**Records contained in a dataset**
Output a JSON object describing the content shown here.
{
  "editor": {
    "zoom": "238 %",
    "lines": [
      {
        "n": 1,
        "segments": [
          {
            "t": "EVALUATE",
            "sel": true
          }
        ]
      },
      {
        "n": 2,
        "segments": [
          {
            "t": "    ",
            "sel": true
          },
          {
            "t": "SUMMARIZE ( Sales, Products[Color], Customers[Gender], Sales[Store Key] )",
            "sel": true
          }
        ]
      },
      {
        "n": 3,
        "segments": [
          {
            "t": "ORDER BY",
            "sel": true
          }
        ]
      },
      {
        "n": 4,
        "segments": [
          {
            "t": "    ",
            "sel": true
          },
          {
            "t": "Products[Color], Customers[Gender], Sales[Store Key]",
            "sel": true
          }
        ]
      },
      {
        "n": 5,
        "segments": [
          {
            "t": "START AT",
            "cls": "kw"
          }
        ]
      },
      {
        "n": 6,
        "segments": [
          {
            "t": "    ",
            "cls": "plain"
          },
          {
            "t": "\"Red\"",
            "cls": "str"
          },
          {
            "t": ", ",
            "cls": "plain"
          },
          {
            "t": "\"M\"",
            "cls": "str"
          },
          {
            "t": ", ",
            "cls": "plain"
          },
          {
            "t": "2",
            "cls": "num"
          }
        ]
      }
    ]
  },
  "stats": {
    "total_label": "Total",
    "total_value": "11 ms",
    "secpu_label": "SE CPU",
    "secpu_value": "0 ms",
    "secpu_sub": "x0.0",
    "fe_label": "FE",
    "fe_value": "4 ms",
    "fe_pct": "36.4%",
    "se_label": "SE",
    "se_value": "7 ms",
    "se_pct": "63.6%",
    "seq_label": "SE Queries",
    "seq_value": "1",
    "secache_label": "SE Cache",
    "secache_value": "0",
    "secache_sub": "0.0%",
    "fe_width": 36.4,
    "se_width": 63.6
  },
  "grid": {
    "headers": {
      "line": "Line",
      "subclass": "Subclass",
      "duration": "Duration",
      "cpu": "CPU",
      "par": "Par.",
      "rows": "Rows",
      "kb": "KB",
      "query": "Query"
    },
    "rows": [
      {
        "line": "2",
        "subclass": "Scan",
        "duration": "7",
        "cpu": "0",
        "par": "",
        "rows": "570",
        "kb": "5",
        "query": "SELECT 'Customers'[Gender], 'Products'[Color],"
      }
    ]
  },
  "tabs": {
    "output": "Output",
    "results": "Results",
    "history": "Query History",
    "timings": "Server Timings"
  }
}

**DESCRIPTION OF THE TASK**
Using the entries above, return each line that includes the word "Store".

**RESPONSE AREA**
            "t": "SUMMARIZE ( Sales, Products[Color], Customers[Gender], Sales[Store Key] )",
            "t": "Products[Color], Customers[Gender], Sales[Store Key]",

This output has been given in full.